The pandemic’s effects on energy transition
The pandemic which has devastated the world during the last two years led to an unprecedented global crisis, with economic activities slowing down and flows of trade, transport and people falling sharply. According to the figures compiled by the International Energy Agency (IEA), countries which went into lockdown have seen a 25% decrease in demand for energy, while countries practising partial social distancing saw their energy consumption fall by around 18%. But it’s not all negative: forecasts indicate an 8% cut in global CO2 emissions.
But despite all expectations that the post-pandemic recovery would be based on accelerating the energy transition at a global level, this “historic opportunity was lost”, This was the conclusion of the REN21 annual report released this January. The document warns that the transition to global clean energy is not happening and that it is therefore unlikely that the world will be able to meet the climate targets for the decade. “Despite evidence that renewables are the most affordable energy source to both improve resilience and support decarbonisation, governments across the world continue to resort to fossil fuel subsidies to keep their energy bills under control. This growing gap between countries’ ambition and action on the ground is alarming and sends a clear warning that the global energy transition is not happening,” says Rana Adib in the Renewables 2022 Global Status Report (GSR 2022), which is now in its 17th edition.
Investment in renewables will be crucial
The Associação de Reguladores de Energia dos Países de Língua Oficial Portuguesa (RELOP) [Association of Portuguese Speaking Energy Regulatory Entities] published a report which examines the repercussions of the Covid-19 pandemic on the regulation of the energy sector, throughout 2020, encompassing the measures taken by the Entidade Reguladora dos Serviços Energéticos – ERSE [Energy Services Regulatory Authority].
The report explains that in the energy sector, economic recovery will have to involve an equilibrium between worldwide economic growth, taking into account its specific regional characteristics and the creation of an energy system which is sustainable in the long term.
“At the same time, investment in renewables will be crucial to decarbonise the sector and to reduce carbon reliance. Reduced consumption and prices affected the electricity, gas and fuel sectors. In line with international energy markets and the almost total grounding of the aviation sector resulting from cross-border travel restrictions, this fall was more significant in the fuel sector than in the gas and electricity sectors.”
The report estimates that natural gas, as a transitional energy supply during the recovery period, will re-gain its ground quicker than other fuels such as petrol. “The demand for natural gas is likely to increase, particularly in Europe where liquefied natural gas (LNG) accounts for a more substantial share of the energy mix.”
Transition to clean energies is vital
Expounding that “energy regulation contributes greatly towards the economic and technical resilience of the sector,” the report goes on to say that the regulators decided to prioritise mitigating risks to the consumer, and simultaneously sought to maintain the sector’s economic and financial equilibrium. “It must be pointed out that the regulators made vital contributions to a transparent analysis and monitoring of the market and of the sector, enabling the implementation of policies based on reliable and robust statistical data.

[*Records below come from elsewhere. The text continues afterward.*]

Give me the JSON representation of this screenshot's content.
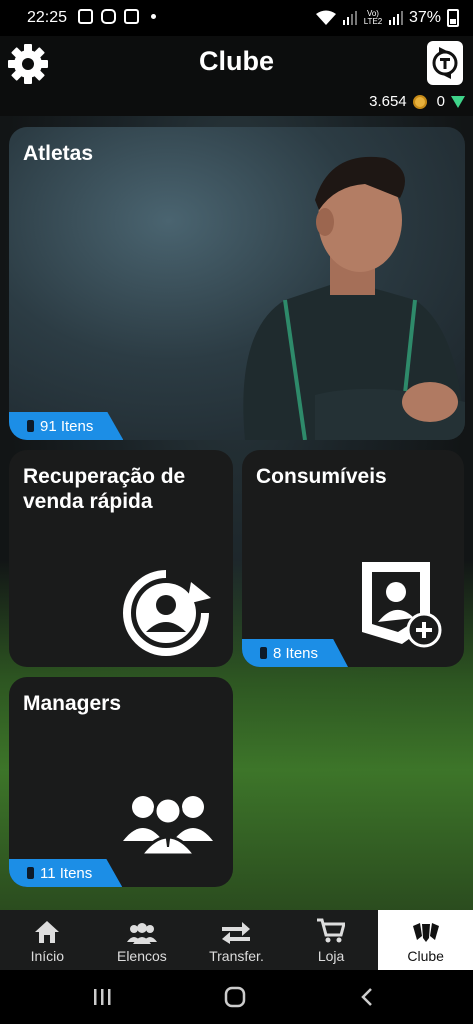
{
  "status": {
    "time": "22:25",
    "signal_label": "Vo) LTE2",
    "battery": "37%"
  },
  "header": {
    "title": "Clube",
    "coins": "3.654",
    "points": "0"
  },
  "cards": {
    "athletes": {
      "title": "Atletas",
      "count": "91 Itens"
    },
    "recovery": {
      "title_line1": "Recuperação de",
      "title_line2": "venda rápida"
    },
    "consumables": {
      "title": "Consumíveis",
      "count": "8 Itens"
    },
    "managers": {
      "title": "Managers",
      "count": "11 Itens"
    }
  },
  "nav": {
    "tabs": [
      {
        "label": "Início",
        "icon": "home-icon"
      },
      {
        "label": "Elencos",
        "icon": "squads-icon"
      },
      {
        "label": "Transfer.",
        "icon": "transfer-icon"
      },
      {
        "label": "Loja",
        "icon": "cart-icon"
      },
      {
        "label": "Clube",
        "icon": "club-icon",
        "active": true
      }
    ]
  },
  "colors": {
    "accent": "#1c8ee6",
    "coin": "#e8b13c",
    "points": "#3fd48a"
  }
}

Because of its vital nature in the response to the crisis, regulation may play a more active role in the process of economic recovery and energy transition.”
Therefore, with the emergency period over, “it falls to the regulators to assess the advantages and disadvantages of returning to a pre-COVID regulatory benchmark or creating a new framework which incorporates the best practices and lessons learnt from the regulatory response during the pandemic.”
According to the European Council, energy production and consumption currently account for 75 % of EU greenhouse gas emissions, and so switching to clean energy is a precondition for putting the EU on the path to climate neutrality by 2050 and a great opportunity to stimulate and support the recovery of the EU economy after the COVID-19 pandemic.